Task requirements: Filter the records for "Fleet" and keep each line that has it.

****************************************

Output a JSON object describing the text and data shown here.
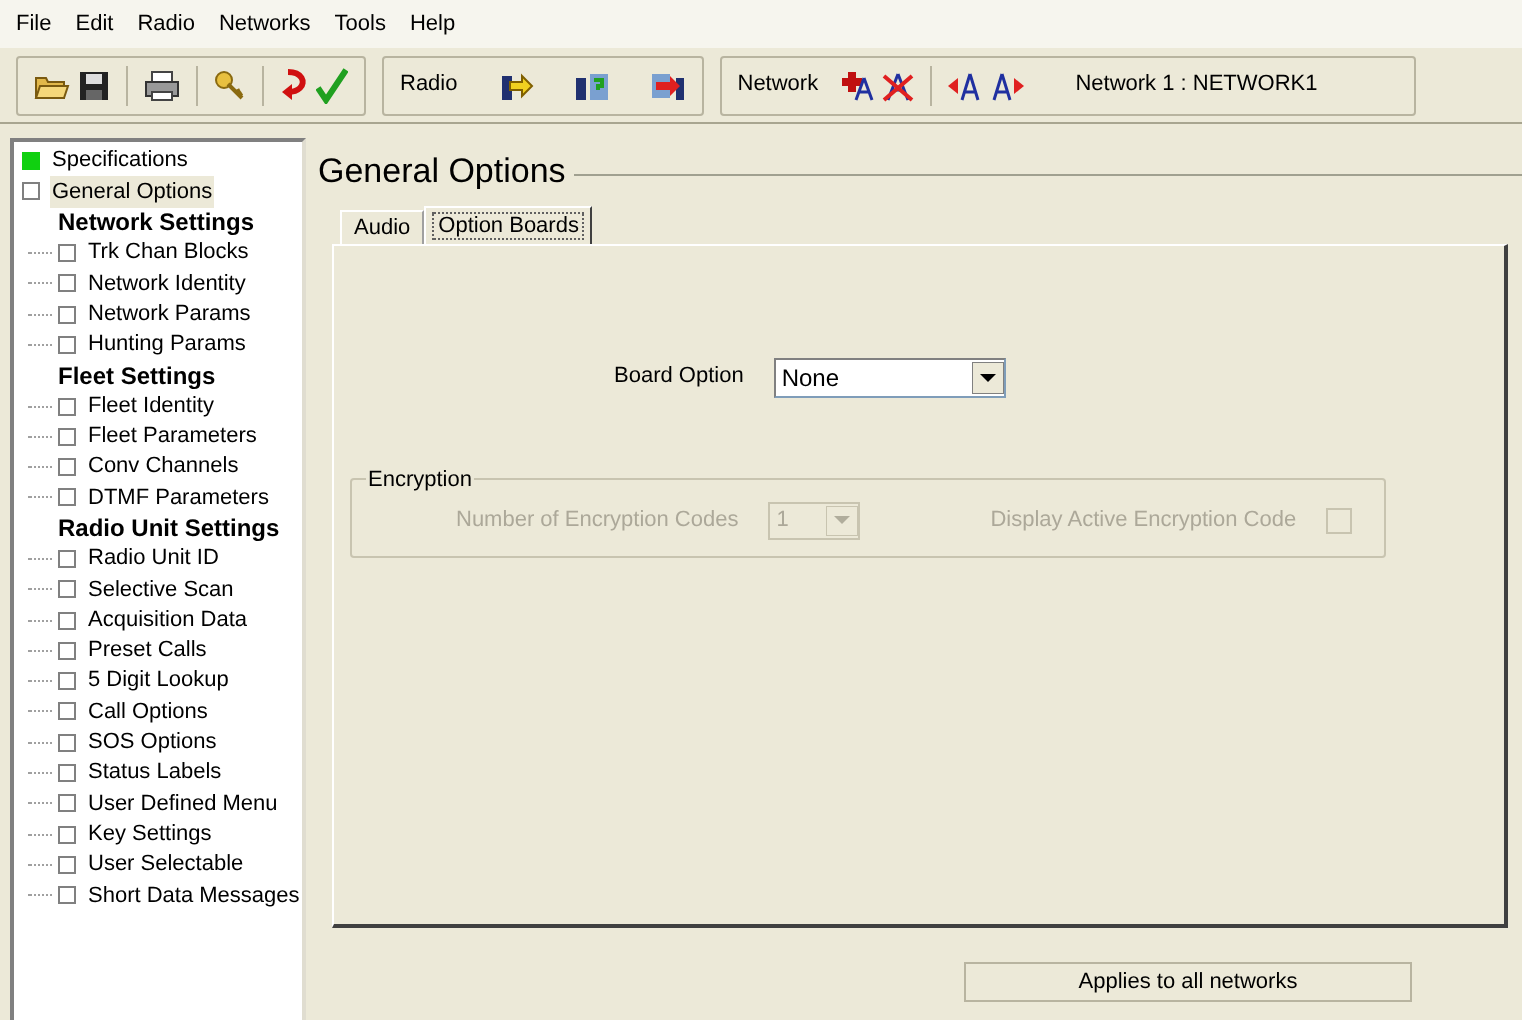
{
  "menu": [
    "File",
    "Edit",
    "Radio",
    "Networks",
    "Tools",
    "Help"
  ],
  "radio_toolbar": {
    "label": "Radio"
  },
  "network_toolbar": {
    "label": "Network",
    "current": "Network 1 : NETWORK1"
  },
  "tree": [
    {
      "kind": "page",
      "label": "Specifications",
      "checked": true,
      "selected": false
    },
    {
      "kind": "page",
      "label": "General Options",
      "checked": false,
      "selected": true
    },
    {
      "kind": "group",
      "label": "Network Settings",
      "children": [
        {
          "kind": "page",
          "label": "Trk Chan Blocks",
          "checked": false,
          "selected": false
        },
        {
          "kind": "page",
          "label": "Network Identity",
          "checked": false,
          "selected": false
        },
        {
          "kind": "page",
          "label": "Network Params",
          "checked": false,
          "selected": false
        },
        {
          "kind": "page",
          "label": "Hunting Params",
          "checked": false,
          "selected": false
        }
      ]
    },
    {
      "kind": "group",
      "label": "Fleet Settings",
      "children": [
        {
          "kind": "page",
          "label": "Fleet Identity",
          "checked": false,
          "selected": false
        },
        {
          "kind": "page",
          "label": "Fleet Parameters",
          "checked": false,
          "selected": false
        },
        {
          "kind": "page",
          "label": "Conv Channels",
          "checked": false,
          "selected": false
        },
        {
          "kind": "page",
          "label": "DTMF Parameters",
          "checked": false,
          "selected": false
        }
      ]
    },
    {
      "kind": "group",
      "label": "Radio Unit Settings",
      "children": [
        {
          "kind": "page",
          "label": "Radio Unit ID",
          "checked": false,
          "selected": false
        },
        {
          "kind": "page",
          "label": "Selective Scan",
          "checked": false,
          "selected": false
        },
        {
          "kind": "page",
          "label": "Acquisition Data",
          "checked": false,
          "selected": false
        },
        {
          "kind": "page",
          "label": "Preset Calls",
          "checked": false,
          "selected": false
        },
        {
          "kind": "page",
          "label": "5 Digit Lookup",
          "checked": false,
          "selected": false
        },
        {
          "kind": "page",
          "label": "Call Options",
          "checked": false,
          "selected": false
        },
        {
          "kind": "page",
          "label": "SOS Options",
          "checked": false,
          "selected": false
        },
        {
          "kind": "page",
          "label": "Status Labels",
          "checked": false,
          "selected": false
        },
        {
          "kind": "page",
          "label": "User Defined Menu",
          "checked": false,
          "selected": false
        },
        {
          "kind": "page",
          "label": "Key Settings",
          "checked": false,
          "selected": false
        },
        {
          "kind": "page",
          "label": "User Selectable",
          "checked": false,
          "selected": false
        },
        {
          "kind": "page",
          "label": "Short Data Messages",
          "checked": false,
          "selected": false
        }
      ]
    }
  ],
  "page_title": "General Options",
  "tabs": [
    {
      "label": "Audio",
      "selected": false
    },
    {
      "label": "Option Boards",
      "selected": true
    }
  ],
  "board_option": {
    "label": "Board Option",
    "value": "None",
    "disabled": false
  },
  "encryption": {
    "title": "Encryption",
    "codes": {
      "label": "Number of Encryption Codes",
      "value": "1",
      "disabled": true
    },
    "display_active": {
      "label": "Display Active Encryption Code",
      "checked": false,
      "disabled": true
    }
  },
  "apply_button": "Applies to all networks"
}
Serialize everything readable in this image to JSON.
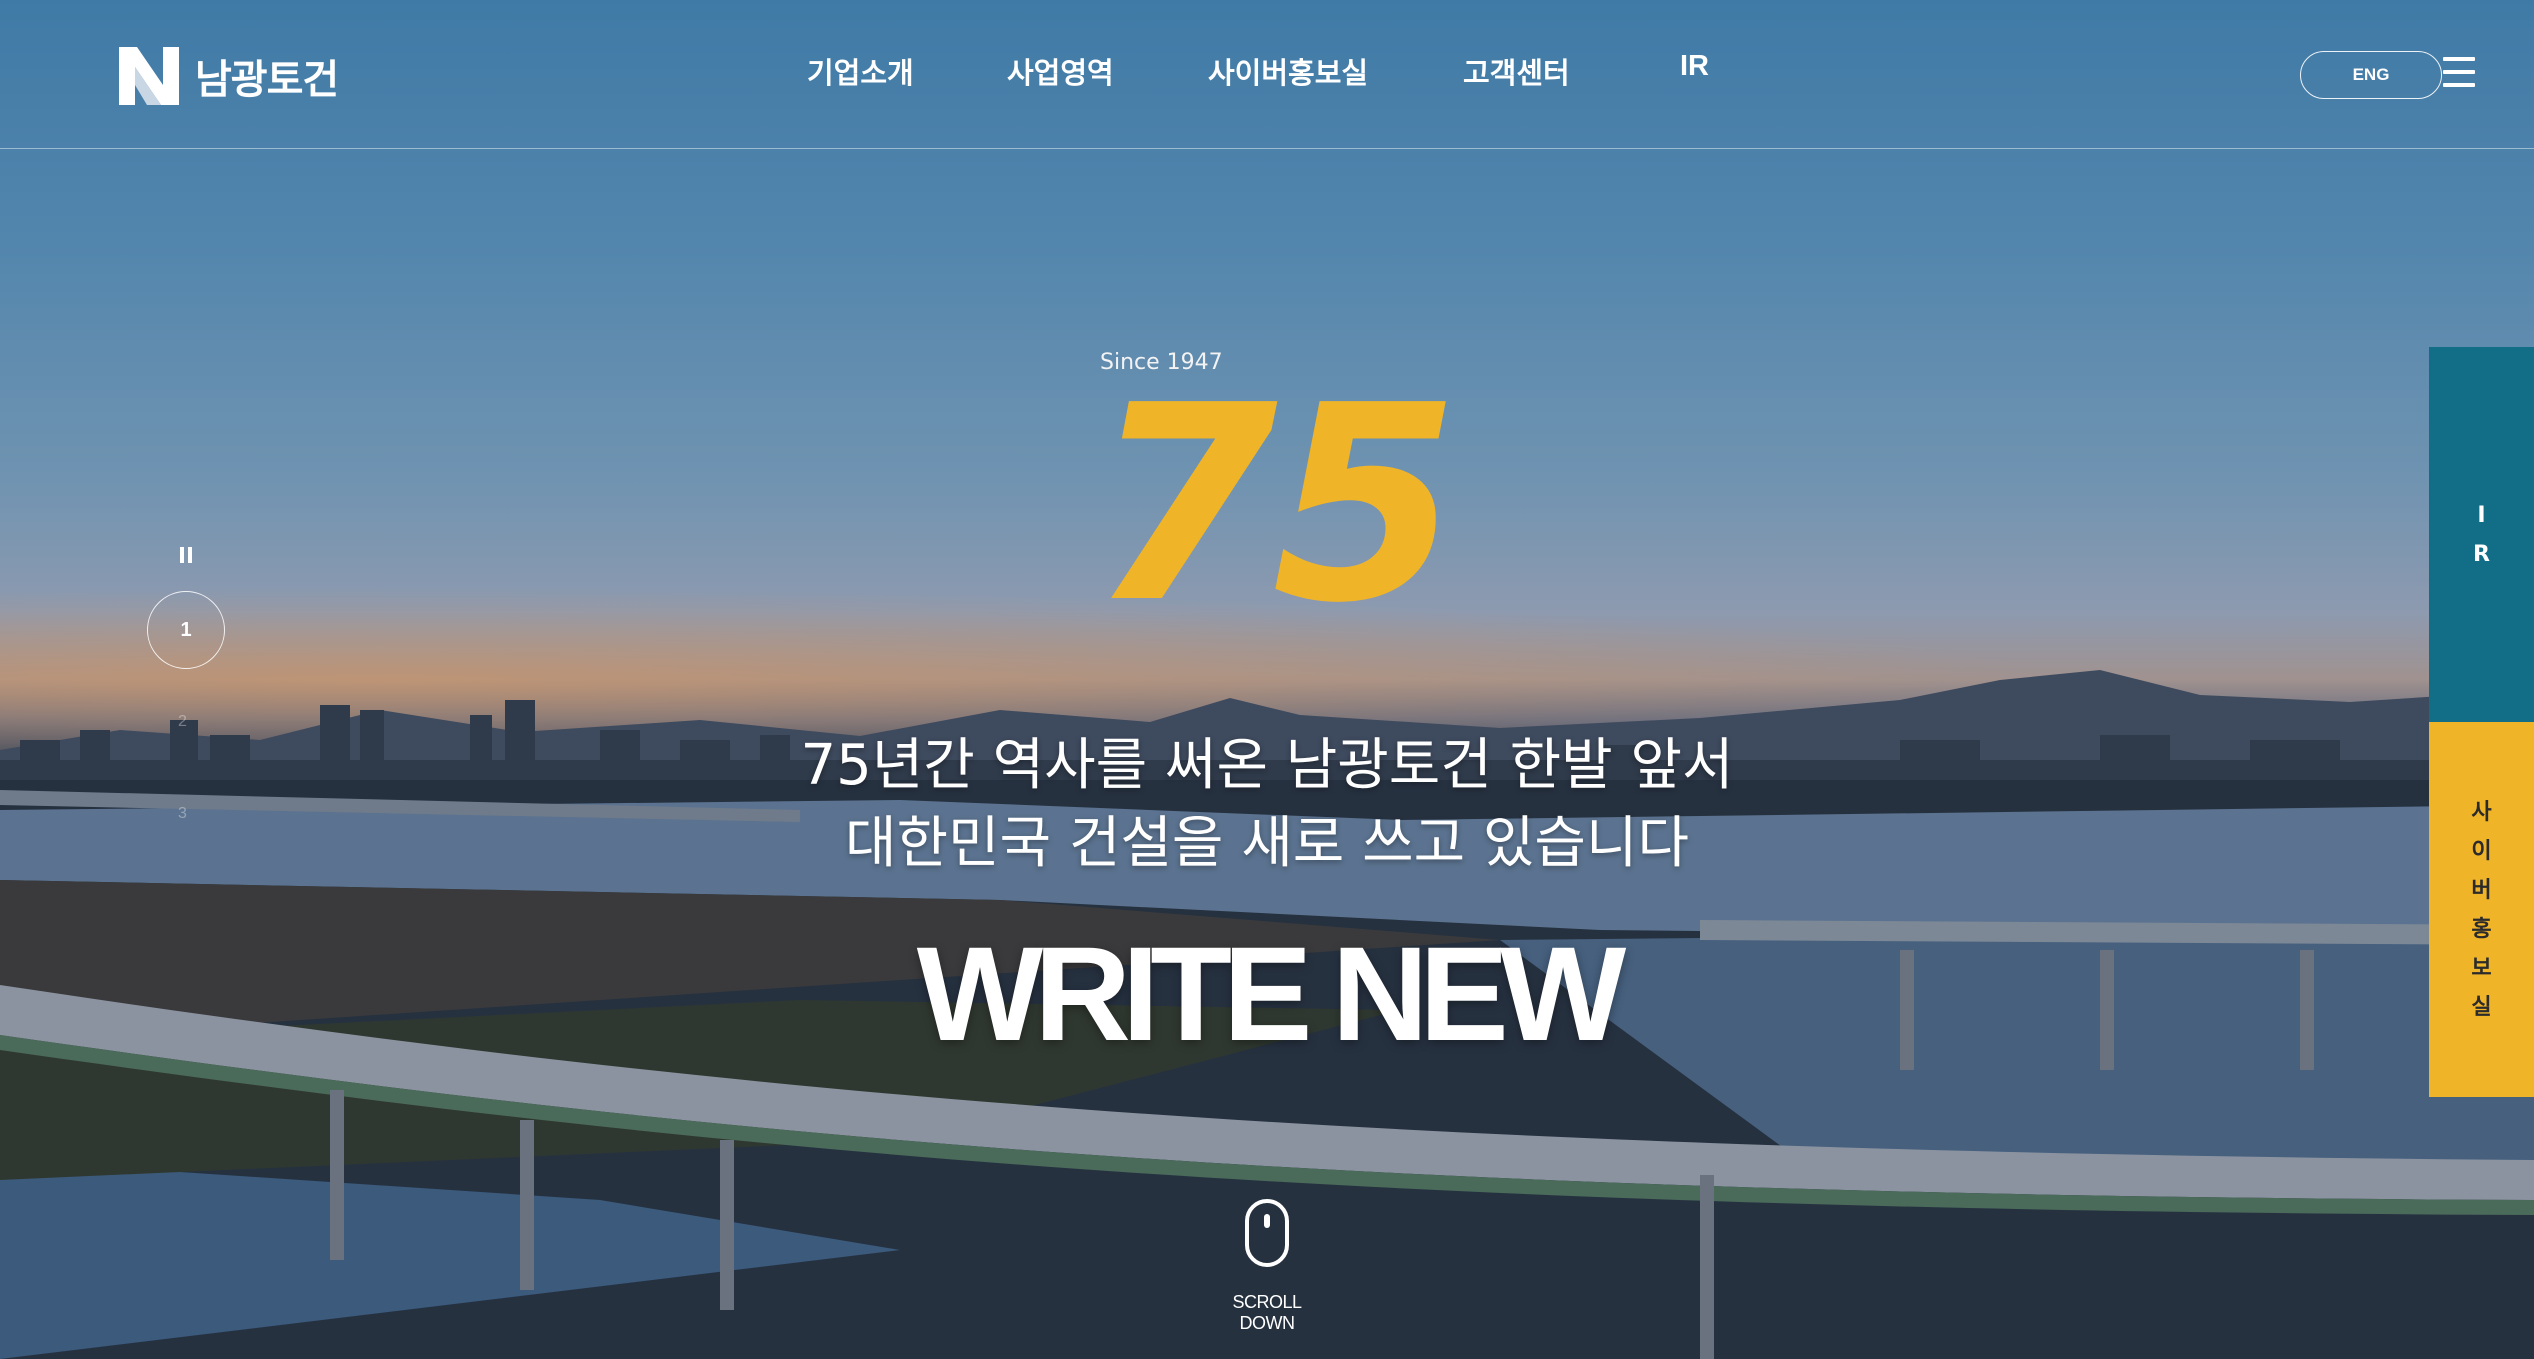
{
  "header": {
    "logo_text": "남광토건",
    "nav": [
      {
        "label": "기업소개"
      },
      {
        "label": "사업영역"
      },
      {
        "label": "사이버홍보실"
      },
      {
        "label": "고객센터"
      },
      {
        "label": "IR"
      }
    ],
    "lang_button": "ENG",
    "menu_icon": "hamburger-menu-icon"
  },
  "hero": {
    "since": "Since 1947",
    "years": "75",
    "tagline_line1": "75년간 역사를 써온 남광토건 한발 앞서",
    "tagline_line2": "대한민국 건설을 새로 쓰고 있습니다",
    "headline": "WRITE NEW",
    "scroll_label": "SCROLL DOWN"
  },
  "slider": {
    "current_page": "1",
    "next_pages": [
      "2",
      "3"
    ],
    "pause_icon": "pause-icon"
  },
  "side_tabs": {
    "ir": [
      "I",
      "R"
    ],
    "cyber": [
      "사",
      "이",
      "버",
      "홍",
      "보",
      "실"
    ]
  },
  "colors": {
    "accent_yellow": "#f0b429",
    "ir_teal": "#126e87"
  }
}
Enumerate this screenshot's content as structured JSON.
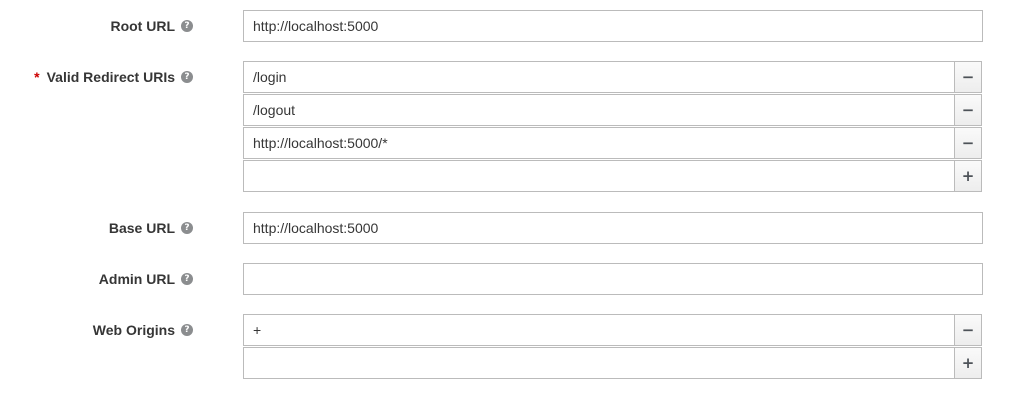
{
  "fields": {
    "root_url": {
      "label": "Root URL",
      "value": "http://localhost:5000"
    },
    "redirect_uris": {
      "required_marker": "*",
      "label": "Valid Redirect URIs",
      "values": [
        "/login",
        "/logout",
        "http://localhost:5000/*",
        ""
      ]
    },
    "base_url": {
      "label": "Base URL",
      "value": "http://localhost:5000"
    },
    "admin_url": {
      "label": "Admin URL",
      "value": ""
    },
    "web_origins": {
      "label": "Web Origins",
      "values": [
        "+",
        ""
      ]
    }
  },
  "icons": {
    "help": "help-circle-icon",
    "remove": "minus-icon",
    "add": "plus-icon"
  },
  "glyphs": {
    "help": "?",
    "remove": "−",
    "add": "+"
  }
}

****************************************

Response to this exercise:
      "label": "Fleet Settings",
          "label": "Fleet Identity",
          "label": "Fleet Parameters",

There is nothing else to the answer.